%%
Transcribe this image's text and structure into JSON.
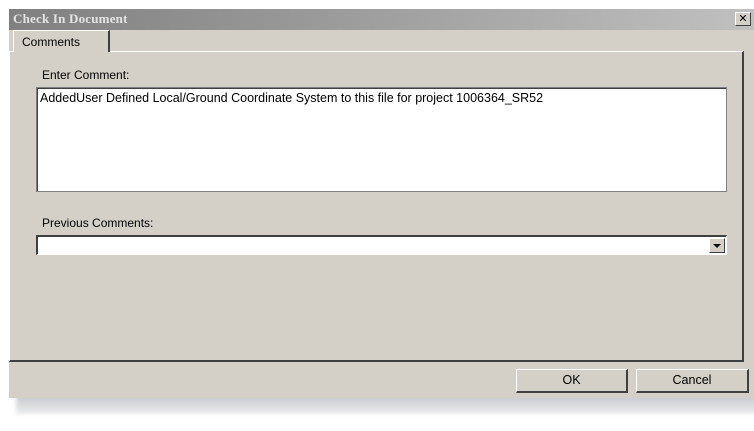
{
  "window": {
    "title": "Check In Document",
    "close_glyph": "✕"
  },
  "tabs": [
    {
      "label": "Comments",
      "selected": true
    }
  ],
  "comments": {
    "enter_label": "Enter Comment:",
    "comment_value": "AddedUser Defined Local/Ground Coordinate System to this file for project 1006364_SR52",
    "previous_label": "Previous Comments:",
    "previous_value": ""
  },
  "buttons": {
    "ok": "OK",
    "cancel": "Cancel"
  },
  "icons": {
    "close": "close-icon",
    "dropdown": "chevron-down-icon"
  },
  "colors": {
    "dialog_face": "#d4d0c8",
    "titlebar_inactive": "#808080",
    "field_background": "#ffffff"
  }
}
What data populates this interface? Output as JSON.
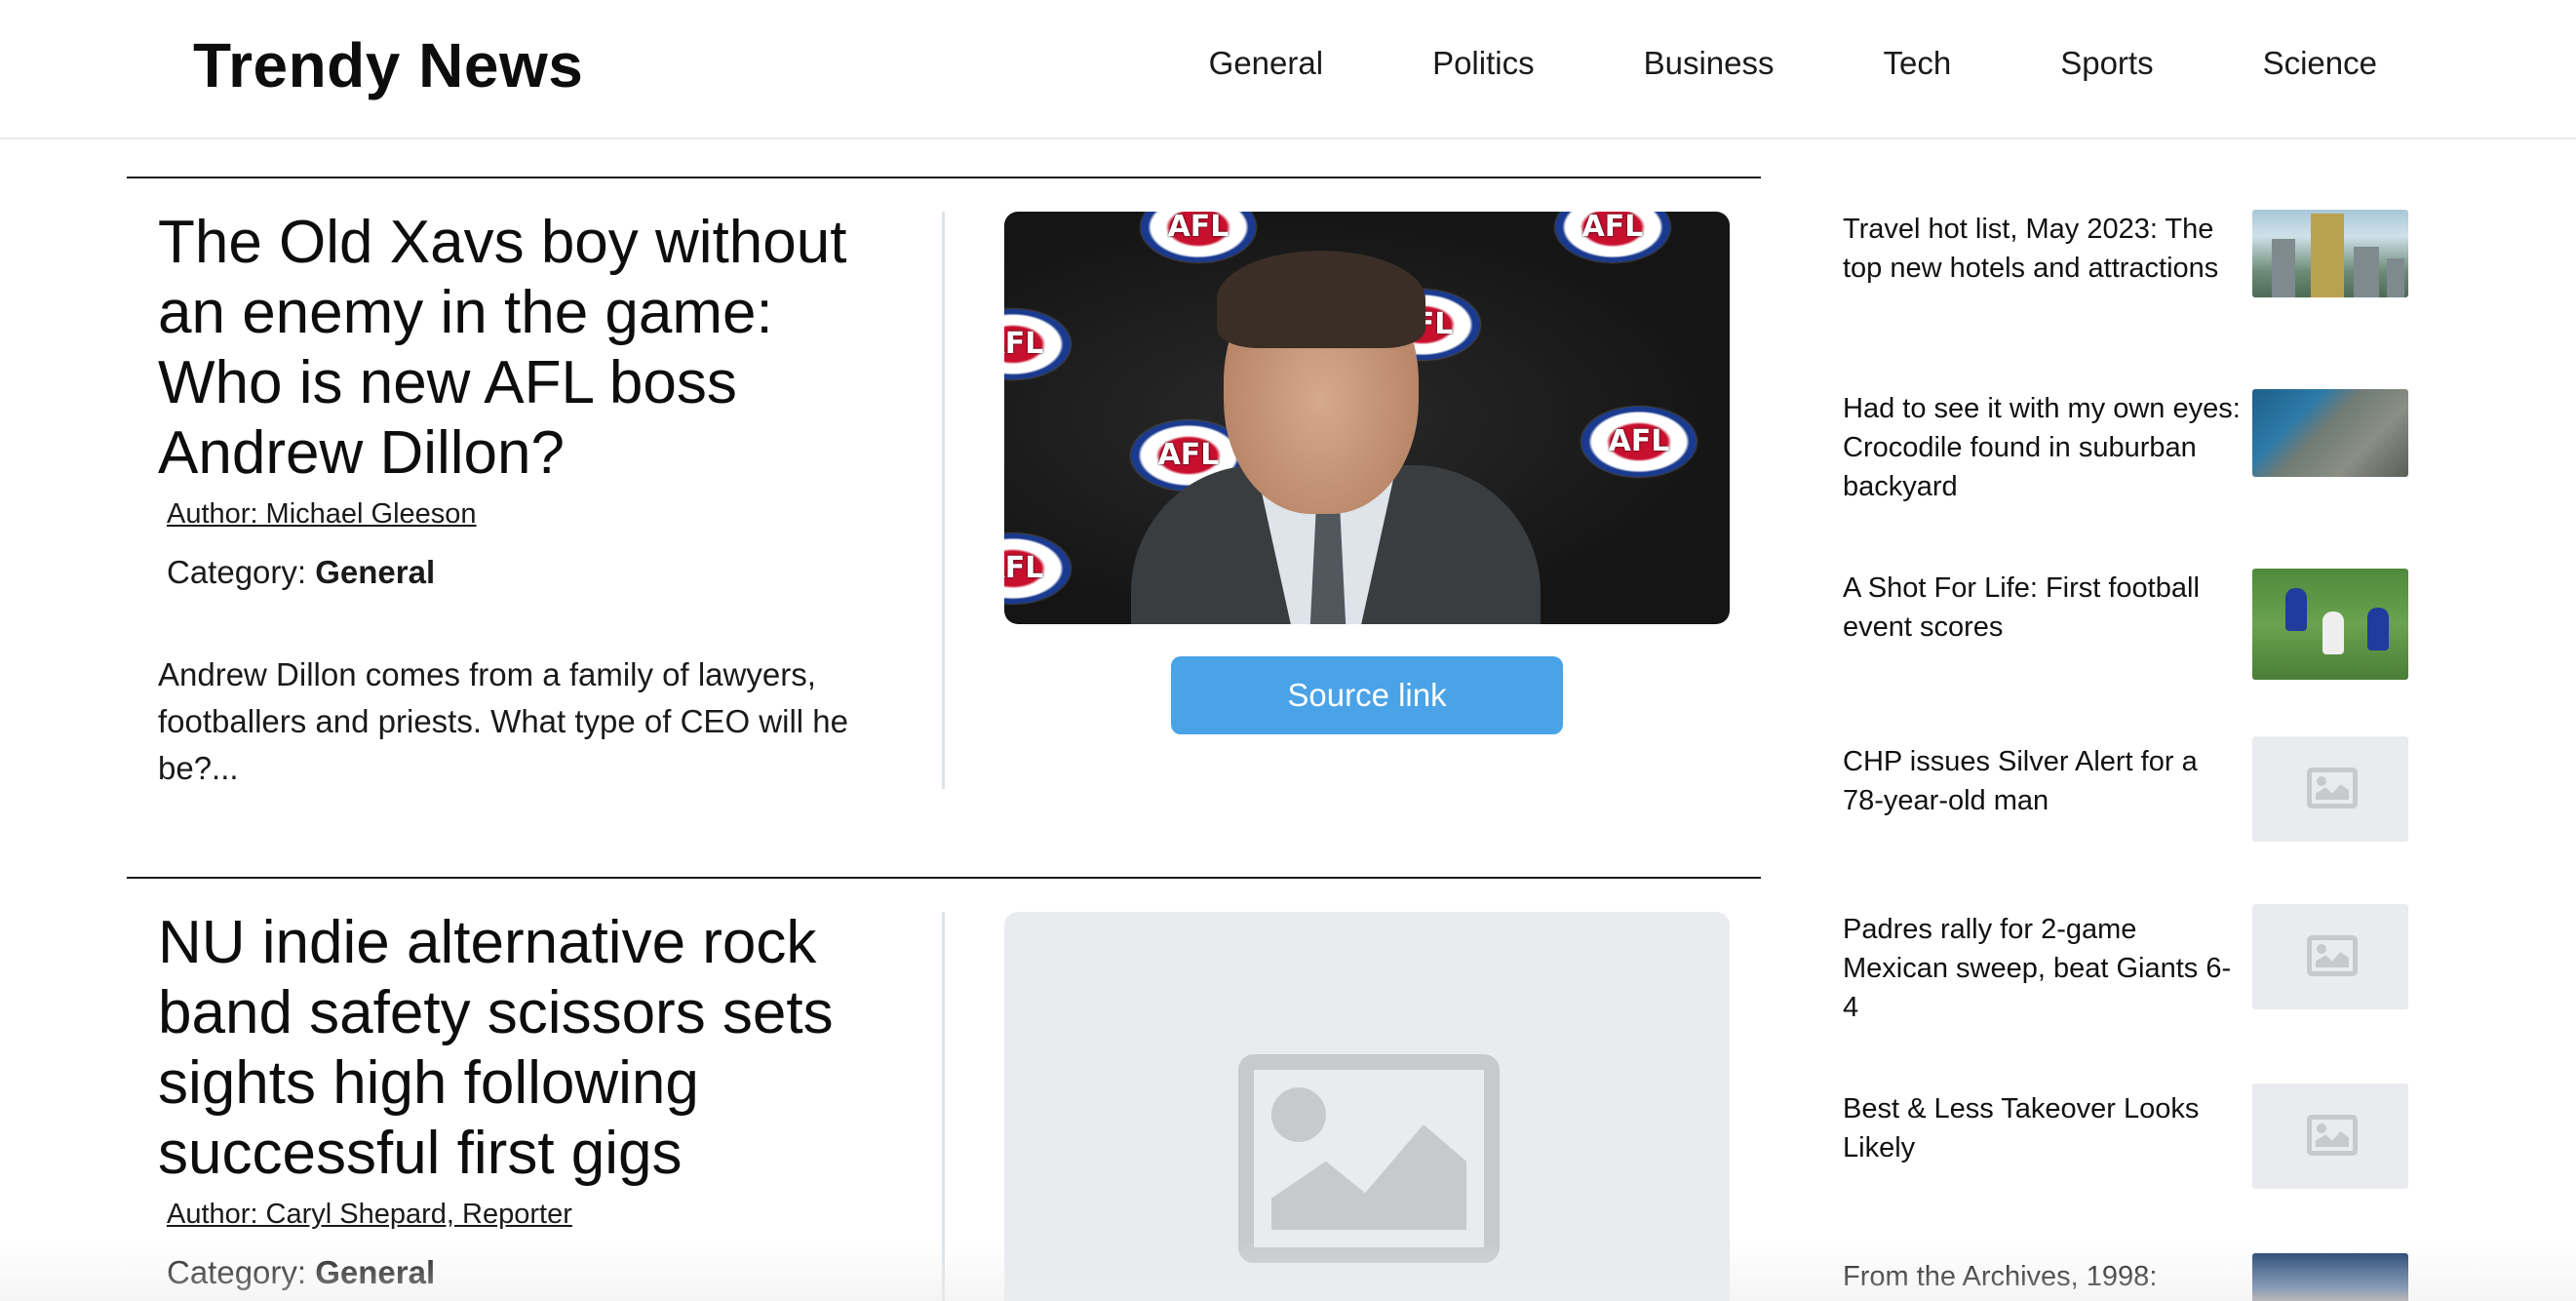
{
  "header": {
    "logo": "Trendy News",
    "nav": [
      "General",
      "Politics",
      "Business",
      "Tech",
      "Sports",
      "Science"
    ]
  },
  "articles": [
    {
      "title": "The Old Xavs boy without an enemy in the game: Who is new AFL boss Andrew Dillon?",
      "author": "Author: Michael Gleeson",
      "category_label": "Category:",
      "category": "General",
      "excerpt": "Andrew Dillon comes from a family of lawyers, footballers and priests. What type of CEO will he be?...",
      "image": "photo-afl-press-conference",
      "image_logo_text": "AFL",
      "source_button": "Source link"
    },
    {
      "title": "NU indie alternative rock band safety scissors sets sights high following successful first gigs",
      "author": "Author: Caryl Shepard, Reporter",
      "category_label": "Category:",
      "category": "General",
      "image": "image-placeholder-icon"
    }
  ],
  "sidebar": {
    "items": [
      {
        "title": "Travel hot list, May 2023: The top new hotels and attractions",
        "thumb": "city-photo"
      },
      {
        "title": "Had to see it with my own eyes: Crocodile found in suburban backyard",
        "thumb": "crocodile-photo"
      },
      {
        "title": "A Shot For Life: First football event scores",
        "thumb": "football-photo"
      },
      {
        "title": "CHP issues Silver Alert for a 78-year-old man",
        "thumb": "image-placeholder-icon"
      },
      {
        "title": "Padres rally for 2-game Mexican sweep, beat Giants 6-4",
        "thumb": "image-placeholder-icon"
      },
      {
        "title": "Best & Less Takeover Looks Likely",
        "thumb": "image-placeholder-icon"
      },
      {
        "title": "From the Archives, 1998:",
        "thumb": "archive-photo"
      }
    ]
  },
  "colors": {
    "accent": "#4aa3e6",
    "placeholder_bg": "#e9ebee",
    "placeholder_icon": "#c7c9cb",
    "divider": "#dde3ea"
  }
}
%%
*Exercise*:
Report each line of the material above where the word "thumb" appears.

*Reply to the task*:
        "thumb": "city-photo"
        "thumb": "crocodile-photo"
        "thumb": "football-photo"
        "thumb": "image-placeholder-icon"
        "thumb": "image-placeholder-icon"
        "thumb": "image-placeholder-icon"
        "thumb": "archive-photo"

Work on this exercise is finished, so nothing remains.